And even these Bucks, who were a No. 1 seed each of the previous two years but couldn’t get over the hump, including wasting a 2-0 lead to the Toronto Raptors in the 2019 Eastern Conference finals.
And now, the superstar who had signed a five-year, $228.2 million supermax extension last December to remain in Milwaukee was clutching his knee as another golden opportunity for an elusive title sports fans in Wisconsin could wrap their arms around seemed to be slipping away.
Three weeks later, Antetokounmpo and the Bucks are champions — and what a glorious run it was.
I didn’t think it was possible to be more in awe of Giannis the freak athlete than I already was. Then came “The Block” to help close out Game 4, “The Alley-Oop Dunk Heard Around the World” to help seal Game 5 and the brilliance of his 50-point effort in Game 6.
Nor did I think it was possible to be more impressed with the off-the-court version of Antetokounmpo than I already was. The dude is so likeable, his attitude so refreshing, and that endearing personality was on full display during coverage of the NBA Finals.
Antetokounmpo’s news conferences were must-see events, and my favorite moment came midway through the Finals when Sam Amick, a national reporter for The Athletic, asked him a great question about his lack of ego.
“I figured out a mindset to have that when you focus on the past, that’s your ego,” Antetokounmpo said. “I did this. We were able to beat this team 4-0. I did this in the past. I won that in the past. When I focus on the future, it’s my pride. Yeah, next game, Game 5, I do this and this and this. I’m going to dominate. That’s your pride talking. It doesn’t happen. You’re right here.
“I kind of try to focus on the moment, in the present. That’s humility. That’s being humble. That’s not setting no expectation. That’s going out there, enjoying the game, competing at a high level. I think I’ve had people throughout my life that helped me with that. But that is a skill that I’ve tried to, like, kind of — how do you say, perfect it.”
What a great answer — and great advice to follow, whether you’re a youngster trying to get better at a sport or an adult trying to get better at, well, life.
One final moment of transparency: When Antetokounmpo’s future was up in the air prior to him signing the supermax, part of me wondered whether he’d be making a huge mistake by staying in Milwaukee. He’d done his part to make the Bucks relevant and bring joy to the city and state, after all, so I wasn’t about to begrudge him if he chose to go chase a title elsewhere.

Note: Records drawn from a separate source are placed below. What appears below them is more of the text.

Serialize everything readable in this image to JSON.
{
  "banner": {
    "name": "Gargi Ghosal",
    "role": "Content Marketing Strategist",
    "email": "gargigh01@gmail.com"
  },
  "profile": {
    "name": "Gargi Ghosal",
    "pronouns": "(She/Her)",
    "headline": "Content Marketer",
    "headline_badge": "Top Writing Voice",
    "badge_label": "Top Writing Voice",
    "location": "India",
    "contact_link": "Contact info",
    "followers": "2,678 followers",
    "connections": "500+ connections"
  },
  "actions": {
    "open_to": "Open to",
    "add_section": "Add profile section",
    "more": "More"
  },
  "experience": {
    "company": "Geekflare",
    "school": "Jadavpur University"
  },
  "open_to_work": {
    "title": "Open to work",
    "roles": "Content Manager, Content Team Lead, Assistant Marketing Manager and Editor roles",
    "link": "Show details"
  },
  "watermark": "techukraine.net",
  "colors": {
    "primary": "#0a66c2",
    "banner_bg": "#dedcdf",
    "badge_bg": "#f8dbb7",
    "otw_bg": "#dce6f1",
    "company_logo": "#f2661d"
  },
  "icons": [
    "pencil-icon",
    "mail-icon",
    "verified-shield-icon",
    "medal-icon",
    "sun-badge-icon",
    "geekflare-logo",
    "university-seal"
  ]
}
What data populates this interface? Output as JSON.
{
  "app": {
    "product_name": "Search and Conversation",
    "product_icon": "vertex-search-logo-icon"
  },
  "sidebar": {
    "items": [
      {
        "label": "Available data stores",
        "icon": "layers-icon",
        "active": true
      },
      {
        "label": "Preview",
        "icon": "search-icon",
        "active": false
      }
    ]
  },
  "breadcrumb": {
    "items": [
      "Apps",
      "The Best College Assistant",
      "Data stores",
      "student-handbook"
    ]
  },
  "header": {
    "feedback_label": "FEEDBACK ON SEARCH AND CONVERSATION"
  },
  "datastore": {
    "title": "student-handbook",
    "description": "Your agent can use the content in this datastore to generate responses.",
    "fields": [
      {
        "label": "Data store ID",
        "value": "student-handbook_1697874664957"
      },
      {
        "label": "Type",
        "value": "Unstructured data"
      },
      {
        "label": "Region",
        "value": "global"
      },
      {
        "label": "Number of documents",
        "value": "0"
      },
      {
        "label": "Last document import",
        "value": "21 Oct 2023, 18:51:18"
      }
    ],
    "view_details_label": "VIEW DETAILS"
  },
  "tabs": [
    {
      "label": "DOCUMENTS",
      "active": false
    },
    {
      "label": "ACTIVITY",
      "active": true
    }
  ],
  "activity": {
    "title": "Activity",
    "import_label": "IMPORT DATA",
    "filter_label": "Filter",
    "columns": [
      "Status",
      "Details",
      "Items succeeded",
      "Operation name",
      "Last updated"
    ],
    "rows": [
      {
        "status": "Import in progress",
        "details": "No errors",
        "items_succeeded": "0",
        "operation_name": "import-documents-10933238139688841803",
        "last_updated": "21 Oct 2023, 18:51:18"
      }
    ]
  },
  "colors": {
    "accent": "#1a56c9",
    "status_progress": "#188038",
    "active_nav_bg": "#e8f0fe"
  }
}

If that thought ever entered his mind, it didn’t remain there for long. After the final buzzer sounded Tuesday night and chaos ensued inside the Fiserv Forum, Antetokounmpo delivered some hugs before finding a chair on the baseline and shedding tears as he took in the scene.
Later, he explained why he couldn’t leave Milwaukee.
“There was a job that had to be finished,” Antetokounmpo said.
“Coming back, I was like, this is my city,” he added. “They trust me, they believed in me, they believed in us. Even when we lost, the city was still on our side. Obviously I wanted to get the job done. But that’s my stubborn side. It’s easy to go somewhere and win a championship with somebody else. I could go to a super team and just do my part and win a championship. But this is the hard way to do it ...
“And we did it. We (expletive) did it.”
That you did, Giannis, and thanks for bringing us along for the ride. After a decade of heartbreak, Wisconsin sports fans needed that joy more than you can imagine.
Contact Jim Polzin at firstname.lastname@example.org.